- Description of the task: Search the material below for the string "package" and extract each line that has it.

┄┄┄┄┄┄┄┄┄┄┄┄┄┄┄┄┄┄┄┄

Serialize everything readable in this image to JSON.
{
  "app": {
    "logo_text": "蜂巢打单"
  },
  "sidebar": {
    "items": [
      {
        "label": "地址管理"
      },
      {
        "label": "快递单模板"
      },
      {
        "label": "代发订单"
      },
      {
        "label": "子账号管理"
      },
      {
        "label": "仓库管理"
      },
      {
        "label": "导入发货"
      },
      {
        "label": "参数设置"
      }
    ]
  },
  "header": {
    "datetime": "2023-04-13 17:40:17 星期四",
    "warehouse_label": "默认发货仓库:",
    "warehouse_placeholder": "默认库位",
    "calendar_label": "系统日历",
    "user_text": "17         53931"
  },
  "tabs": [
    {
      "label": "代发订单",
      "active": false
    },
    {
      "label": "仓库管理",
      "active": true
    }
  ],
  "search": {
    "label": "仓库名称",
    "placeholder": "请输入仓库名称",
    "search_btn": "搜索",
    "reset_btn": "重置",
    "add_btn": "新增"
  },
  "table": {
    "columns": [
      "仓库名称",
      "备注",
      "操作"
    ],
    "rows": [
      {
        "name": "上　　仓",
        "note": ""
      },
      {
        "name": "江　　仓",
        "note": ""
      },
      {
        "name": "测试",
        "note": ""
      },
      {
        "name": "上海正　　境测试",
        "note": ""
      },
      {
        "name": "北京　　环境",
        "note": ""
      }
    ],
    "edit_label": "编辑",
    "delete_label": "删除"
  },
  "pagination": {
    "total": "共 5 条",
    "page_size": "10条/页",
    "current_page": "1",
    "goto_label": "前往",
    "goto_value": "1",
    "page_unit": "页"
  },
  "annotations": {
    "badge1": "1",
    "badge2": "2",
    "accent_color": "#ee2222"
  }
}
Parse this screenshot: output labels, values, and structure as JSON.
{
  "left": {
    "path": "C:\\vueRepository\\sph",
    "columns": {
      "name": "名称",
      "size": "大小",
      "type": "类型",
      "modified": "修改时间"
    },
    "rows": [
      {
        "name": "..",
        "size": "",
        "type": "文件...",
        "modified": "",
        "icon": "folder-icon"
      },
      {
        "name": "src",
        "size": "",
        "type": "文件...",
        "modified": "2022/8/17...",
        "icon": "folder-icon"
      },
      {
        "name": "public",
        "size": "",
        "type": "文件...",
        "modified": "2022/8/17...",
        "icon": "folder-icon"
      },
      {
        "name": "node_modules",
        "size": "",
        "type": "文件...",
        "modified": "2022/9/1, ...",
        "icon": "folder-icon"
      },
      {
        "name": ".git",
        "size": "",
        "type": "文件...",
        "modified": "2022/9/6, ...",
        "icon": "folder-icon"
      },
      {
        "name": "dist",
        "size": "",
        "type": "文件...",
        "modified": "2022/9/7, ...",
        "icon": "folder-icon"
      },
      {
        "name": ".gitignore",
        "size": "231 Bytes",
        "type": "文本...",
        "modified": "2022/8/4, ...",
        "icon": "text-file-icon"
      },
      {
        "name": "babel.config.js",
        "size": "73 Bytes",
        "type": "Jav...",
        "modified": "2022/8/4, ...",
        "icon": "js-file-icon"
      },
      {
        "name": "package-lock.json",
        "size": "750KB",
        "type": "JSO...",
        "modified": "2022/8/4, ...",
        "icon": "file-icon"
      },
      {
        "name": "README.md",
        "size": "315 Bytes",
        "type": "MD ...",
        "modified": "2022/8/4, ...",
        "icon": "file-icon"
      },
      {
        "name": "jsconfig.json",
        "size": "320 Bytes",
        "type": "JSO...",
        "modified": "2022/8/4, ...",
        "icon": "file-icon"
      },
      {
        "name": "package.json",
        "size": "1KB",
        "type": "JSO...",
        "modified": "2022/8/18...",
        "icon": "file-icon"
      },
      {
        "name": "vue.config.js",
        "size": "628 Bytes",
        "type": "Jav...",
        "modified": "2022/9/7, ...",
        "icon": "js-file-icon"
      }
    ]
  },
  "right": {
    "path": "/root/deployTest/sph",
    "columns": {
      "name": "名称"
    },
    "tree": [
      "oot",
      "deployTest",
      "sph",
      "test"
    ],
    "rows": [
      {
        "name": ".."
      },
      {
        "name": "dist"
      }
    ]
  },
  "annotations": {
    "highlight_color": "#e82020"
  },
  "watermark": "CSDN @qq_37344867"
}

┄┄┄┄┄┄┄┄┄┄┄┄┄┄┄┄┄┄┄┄

- Answer to this problem:
        "name": "package-lock.json",
        "name": "package.json",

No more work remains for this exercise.